■ **DATA TO USE**:
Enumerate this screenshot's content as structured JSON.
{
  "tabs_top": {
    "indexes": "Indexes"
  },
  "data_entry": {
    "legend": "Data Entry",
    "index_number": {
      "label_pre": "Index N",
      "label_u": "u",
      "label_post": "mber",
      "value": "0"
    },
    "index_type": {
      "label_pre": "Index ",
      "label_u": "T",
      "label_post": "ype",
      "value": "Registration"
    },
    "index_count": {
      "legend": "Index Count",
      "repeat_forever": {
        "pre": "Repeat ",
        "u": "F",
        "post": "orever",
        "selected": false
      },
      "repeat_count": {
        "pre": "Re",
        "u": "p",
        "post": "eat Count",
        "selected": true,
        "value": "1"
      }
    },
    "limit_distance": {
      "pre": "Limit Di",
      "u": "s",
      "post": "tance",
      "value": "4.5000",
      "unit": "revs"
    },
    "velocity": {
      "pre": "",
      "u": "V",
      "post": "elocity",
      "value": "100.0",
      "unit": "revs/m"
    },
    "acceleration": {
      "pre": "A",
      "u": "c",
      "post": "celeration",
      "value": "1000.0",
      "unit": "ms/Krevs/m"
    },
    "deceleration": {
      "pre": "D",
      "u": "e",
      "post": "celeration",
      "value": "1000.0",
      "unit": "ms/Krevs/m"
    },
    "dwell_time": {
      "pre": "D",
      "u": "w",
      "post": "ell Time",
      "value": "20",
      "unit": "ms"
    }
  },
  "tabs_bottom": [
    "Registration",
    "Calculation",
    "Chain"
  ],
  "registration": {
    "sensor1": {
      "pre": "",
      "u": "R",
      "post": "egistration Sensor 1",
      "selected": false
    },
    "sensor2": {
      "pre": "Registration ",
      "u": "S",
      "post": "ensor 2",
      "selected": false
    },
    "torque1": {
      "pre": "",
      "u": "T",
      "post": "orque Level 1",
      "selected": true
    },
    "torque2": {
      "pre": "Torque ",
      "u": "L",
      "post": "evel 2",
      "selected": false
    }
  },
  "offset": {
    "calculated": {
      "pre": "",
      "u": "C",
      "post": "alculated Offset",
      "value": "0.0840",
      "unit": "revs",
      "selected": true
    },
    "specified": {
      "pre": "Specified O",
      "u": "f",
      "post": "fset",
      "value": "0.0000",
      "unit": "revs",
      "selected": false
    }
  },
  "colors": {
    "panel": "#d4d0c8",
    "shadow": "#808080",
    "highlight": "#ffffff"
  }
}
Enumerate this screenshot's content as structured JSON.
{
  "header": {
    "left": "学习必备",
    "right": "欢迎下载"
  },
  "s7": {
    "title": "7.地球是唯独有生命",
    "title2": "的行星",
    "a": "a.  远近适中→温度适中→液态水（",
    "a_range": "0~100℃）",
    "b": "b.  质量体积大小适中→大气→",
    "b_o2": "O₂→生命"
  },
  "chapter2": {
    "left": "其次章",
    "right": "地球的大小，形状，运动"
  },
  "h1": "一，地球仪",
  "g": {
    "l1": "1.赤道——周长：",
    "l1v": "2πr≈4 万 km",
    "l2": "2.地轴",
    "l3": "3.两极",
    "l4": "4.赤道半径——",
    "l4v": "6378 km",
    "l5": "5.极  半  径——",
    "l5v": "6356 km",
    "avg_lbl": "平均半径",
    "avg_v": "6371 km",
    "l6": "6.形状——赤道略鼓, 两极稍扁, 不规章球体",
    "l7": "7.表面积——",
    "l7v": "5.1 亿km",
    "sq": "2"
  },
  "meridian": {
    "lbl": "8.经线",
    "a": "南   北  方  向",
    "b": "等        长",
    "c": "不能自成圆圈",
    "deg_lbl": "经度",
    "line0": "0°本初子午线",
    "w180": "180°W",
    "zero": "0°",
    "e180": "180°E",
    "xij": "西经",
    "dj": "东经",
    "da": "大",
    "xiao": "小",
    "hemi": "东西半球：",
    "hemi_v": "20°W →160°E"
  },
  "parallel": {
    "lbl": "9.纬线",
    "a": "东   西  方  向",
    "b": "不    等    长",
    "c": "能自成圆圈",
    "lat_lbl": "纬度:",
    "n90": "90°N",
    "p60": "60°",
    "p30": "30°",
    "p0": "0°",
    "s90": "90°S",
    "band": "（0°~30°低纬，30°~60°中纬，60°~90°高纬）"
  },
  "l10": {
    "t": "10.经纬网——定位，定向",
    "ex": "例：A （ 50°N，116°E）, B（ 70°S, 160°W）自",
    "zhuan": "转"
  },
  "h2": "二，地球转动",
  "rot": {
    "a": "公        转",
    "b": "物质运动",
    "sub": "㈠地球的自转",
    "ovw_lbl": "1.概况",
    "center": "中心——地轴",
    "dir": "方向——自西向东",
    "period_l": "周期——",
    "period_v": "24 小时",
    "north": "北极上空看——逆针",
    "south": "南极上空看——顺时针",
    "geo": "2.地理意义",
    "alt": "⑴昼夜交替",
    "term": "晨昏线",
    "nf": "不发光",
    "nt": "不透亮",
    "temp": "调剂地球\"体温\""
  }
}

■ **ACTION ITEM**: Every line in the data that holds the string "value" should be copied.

■ **EXERCISE RESPONSE**:
      "value": "0"
      "value": "Registration"
        "value": "1"
      "value": "4.5000",
      "value": "100.0",
      "value": "1000.0",
      "value": "1000.0",
      "value": "20",
      "value": "0.0840",
      "value": "0.0000",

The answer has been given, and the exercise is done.